Sociology Department Overview
Chair Madonna Harrington Meyer, 302 Maxwell Hall, 315-443-2346, firstname.lastname@example.org
Graduate Director Andrew London, email@example.com
Edwin Ackerman,, Cecilia Green, Madonna Harrington Meyer, Prema Kurien, Andrew S. London, Amy Lutz, Yingyi Ma, Jennifer Karas Montez, Jackie Orr, Arthur Paris, Gretchen Purser, Rebecca Schewe, Nazanin Shahrokni, Merril Silverstein, Janet Wilmoth
Peter Blanck, Linda Carty, Richard Loder, Chandra Talpade Mohanty, David Sonnenfeld, Rick Welsh
Global and inclusive in perspective, the Sociology curriculum has been designed to reflect on-going changes in society and the discipline. The graduate program offers training in sociological issues, theory, and practice. It also provides opportunities for joint degrees or collaborative study with many departments, multidisciplinary research centers, and area studies centers at the Maxwell School and in other schools and colleges across the campus.
The Department’s strength lies in its teaching and research in four major areas: (1) globalization, immigration, transnational studies; (2) health, aging, life course; (3) family, education, work; (4) power, capital, culture. A core theory course incorporates classical foundations of Sociology, as well as more contemporary sociological theory. Students are trained in quantitative methods and statistics, as well as qualitative methods including interviewing, ethnography, and participant observation. After doctoral students complete the core theory, and qualitative and quantitative research methods courses, they pursue advanced study, and develop one or more substantive areas of specialization. This portion of the program is highly individualized and includes some combination of advanced seminars, directed studies, apprenticeships, and participation in Maxwell School programs and research centers.

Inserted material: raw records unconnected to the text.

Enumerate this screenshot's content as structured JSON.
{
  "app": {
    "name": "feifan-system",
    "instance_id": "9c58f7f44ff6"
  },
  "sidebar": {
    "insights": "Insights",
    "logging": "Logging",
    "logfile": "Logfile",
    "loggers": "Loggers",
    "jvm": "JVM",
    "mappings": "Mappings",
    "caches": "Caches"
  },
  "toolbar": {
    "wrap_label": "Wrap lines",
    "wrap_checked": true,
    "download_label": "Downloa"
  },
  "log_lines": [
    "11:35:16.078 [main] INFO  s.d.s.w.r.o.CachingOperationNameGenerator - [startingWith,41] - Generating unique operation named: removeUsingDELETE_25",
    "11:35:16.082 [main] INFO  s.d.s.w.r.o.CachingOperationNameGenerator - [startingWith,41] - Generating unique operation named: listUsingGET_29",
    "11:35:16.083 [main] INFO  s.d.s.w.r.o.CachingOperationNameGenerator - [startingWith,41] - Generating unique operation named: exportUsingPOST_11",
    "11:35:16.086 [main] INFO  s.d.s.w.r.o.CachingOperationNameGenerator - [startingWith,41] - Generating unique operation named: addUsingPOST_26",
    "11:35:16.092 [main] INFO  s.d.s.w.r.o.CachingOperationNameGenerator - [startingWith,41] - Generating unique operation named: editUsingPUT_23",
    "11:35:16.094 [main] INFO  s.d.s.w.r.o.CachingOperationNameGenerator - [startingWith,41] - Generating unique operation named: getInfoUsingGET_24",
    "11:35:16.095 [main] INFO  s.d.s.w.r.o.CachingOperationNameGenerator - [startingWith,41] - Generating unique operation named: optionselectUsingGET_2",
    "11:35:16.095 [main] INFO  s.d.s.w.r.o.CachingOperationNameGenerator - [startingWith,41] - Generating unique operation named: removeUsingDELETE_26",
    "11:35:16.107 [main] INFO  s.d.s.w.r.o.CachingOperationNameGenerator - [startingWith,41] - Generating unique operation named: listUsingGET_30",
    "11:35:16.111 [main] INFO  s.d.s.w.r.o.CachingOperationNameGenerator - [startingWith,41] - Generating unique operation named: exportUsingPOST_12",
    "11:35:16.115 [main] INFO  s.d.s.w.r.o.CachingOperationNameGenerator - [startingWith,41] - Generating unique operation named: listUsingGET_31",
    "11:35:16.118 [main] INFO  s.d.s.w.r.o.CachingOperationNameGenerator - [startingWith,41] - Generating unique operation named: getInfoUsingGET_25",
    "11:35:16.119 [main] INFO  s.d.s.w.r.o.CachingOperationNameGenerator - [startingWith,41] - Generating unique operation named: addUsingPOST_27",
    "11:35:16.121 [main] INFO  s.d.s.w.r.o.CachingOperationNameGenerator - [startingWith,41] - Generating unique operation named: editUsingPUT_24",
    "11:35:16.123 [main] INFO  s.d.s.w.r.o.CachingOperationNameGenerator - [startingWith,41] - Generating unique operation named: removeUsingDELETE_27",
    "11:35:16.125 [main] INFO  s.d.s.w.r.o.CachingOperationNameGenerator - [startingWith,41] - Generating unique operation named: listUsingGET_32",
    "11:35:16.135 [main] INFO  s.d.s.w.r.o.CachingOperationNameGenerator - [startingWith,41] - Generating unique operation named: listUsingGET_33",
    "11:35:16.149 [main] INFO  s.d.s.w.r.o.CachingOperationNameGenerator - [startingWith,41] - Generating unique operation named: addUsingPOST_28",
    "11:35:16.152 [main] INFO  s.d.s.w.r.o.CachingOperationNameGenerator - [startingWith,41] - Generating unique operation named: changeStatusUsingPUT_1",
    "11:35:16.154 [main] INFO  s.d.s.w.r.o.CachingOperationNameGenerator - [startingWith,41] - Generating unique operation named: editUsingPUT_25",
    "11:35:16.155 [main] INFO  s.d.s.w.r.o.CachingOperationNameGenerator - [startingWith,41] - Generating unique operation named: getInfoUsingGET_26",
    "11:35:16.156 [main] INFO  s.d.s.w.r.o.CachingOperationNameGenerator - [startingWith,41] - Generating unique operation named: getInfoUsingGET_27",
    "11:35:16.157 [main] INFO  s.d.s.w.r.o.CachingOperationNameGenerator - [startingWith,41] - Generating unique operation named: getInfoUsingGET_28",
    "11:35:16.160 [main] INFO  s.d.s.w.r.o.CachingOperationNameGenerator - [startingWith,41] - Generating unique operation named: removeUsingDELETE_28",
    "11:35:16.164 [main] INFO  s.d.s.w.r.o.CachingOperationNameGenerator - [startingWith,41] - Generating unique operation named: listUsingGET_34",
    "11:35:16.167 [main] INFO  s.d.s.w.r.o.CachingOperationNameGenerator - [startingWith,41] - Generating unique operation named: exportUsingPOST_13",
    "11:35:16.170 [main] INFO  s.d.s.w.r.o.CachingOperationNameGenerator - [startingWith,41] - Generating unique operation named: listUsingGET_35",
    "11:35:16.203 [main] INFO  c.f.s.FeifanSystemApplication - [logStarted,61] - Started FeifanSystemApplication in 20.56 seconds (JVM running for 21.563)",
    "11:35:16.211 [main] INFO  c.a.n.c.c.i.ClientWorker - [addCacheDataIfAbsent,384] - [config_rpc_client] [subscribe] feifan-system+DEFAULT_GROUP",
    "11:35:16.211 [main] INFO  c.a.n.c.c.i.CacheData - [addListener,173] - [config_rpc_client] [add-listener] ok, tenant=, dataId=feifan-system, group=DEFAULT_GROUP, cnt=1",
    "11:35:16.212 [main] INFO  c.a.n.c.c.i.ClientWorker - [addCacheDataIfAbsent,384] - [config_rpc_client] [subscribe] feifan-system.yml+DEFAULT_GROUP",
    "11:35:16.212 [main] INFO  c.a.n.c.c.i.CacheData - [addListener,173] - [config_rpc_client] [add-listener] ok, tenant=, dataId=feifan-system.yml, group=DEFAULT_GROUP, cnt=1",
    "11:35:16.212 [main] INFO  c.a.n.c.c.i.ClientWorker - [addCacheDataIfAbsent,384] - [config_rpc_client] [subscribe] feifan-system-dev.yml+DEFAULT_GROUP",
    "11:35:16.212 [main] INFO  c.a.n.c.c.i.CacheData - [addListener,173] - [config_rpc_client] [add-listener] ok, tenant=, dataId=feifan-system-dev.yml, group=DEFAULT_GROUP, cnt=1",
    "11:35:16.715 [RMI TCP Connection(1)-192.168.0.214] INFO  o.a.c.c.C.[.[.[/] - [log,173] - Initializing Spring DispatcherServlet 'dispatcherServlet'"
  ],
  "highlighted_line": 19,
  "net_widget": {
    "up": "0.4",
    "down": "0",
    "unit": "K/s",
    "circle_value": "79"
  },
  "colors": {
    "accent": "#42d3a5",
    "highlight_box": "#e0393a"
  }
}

Although Sociology offers M.A. and Ph.D. degrees, the program is structured primarily toward students who are pursuing a doctoral degree. The Sociology Department typically admits six to eight new graduate students each year. This small class size allows students to develop a close relationship with faculty members and extensive involvement in departmental activities. Graduate students serve on departmental committees. All graduate students are encouraged to work closely with faculty advisors to develop their own courses of study.
Students are encouraged to develop and present their research at professional meetings and to publish in journals of the discipline, as well as relevant specialty and interdisciplinary journals. Financial support for conference participation is available. Joint publication with faculty members is also encouraged.
In addition to scholarly research activity, the Sociology Department stresses teacher training. Students are active participants in the University’s Future Professoriate Program, which helps students develop their teaching skills in a heavily mentored and supportive environment. Most graduates obtain academic positions in teaching and research colleges and universities.
Documentary Film and History, MA
Economics and International Relations, MA
International Relations (Executive)
Political Science, MA
Public Administration (Executive)
Public Health, MPH
Social Science (Limited Residency), MSSc
Certificate of Advanced Study
Civil Society Organizations, CAS
Conflict Resolution, CAS
E-Government Management and Leadership, CAS
European Union & Contemporary Europe, CAS
Health Services Management and Policy, CAS
Information, Technology, Policy and Management, CAS
Latin American Studies, CAS
Leadership of International and Non-Governmental Organizations, CAS
Middle Eastern Affairs, CAS
Postconflict Reconstruction, CAS
Public Administration, CAS
Public Health, CAS
Public Infrastructure Management and Leadership, CAS
Public Management and Policy, CAS
School District Business Leadership (Professional Certification), CAS
Security Studies, CAS
South Asian Studies, CAS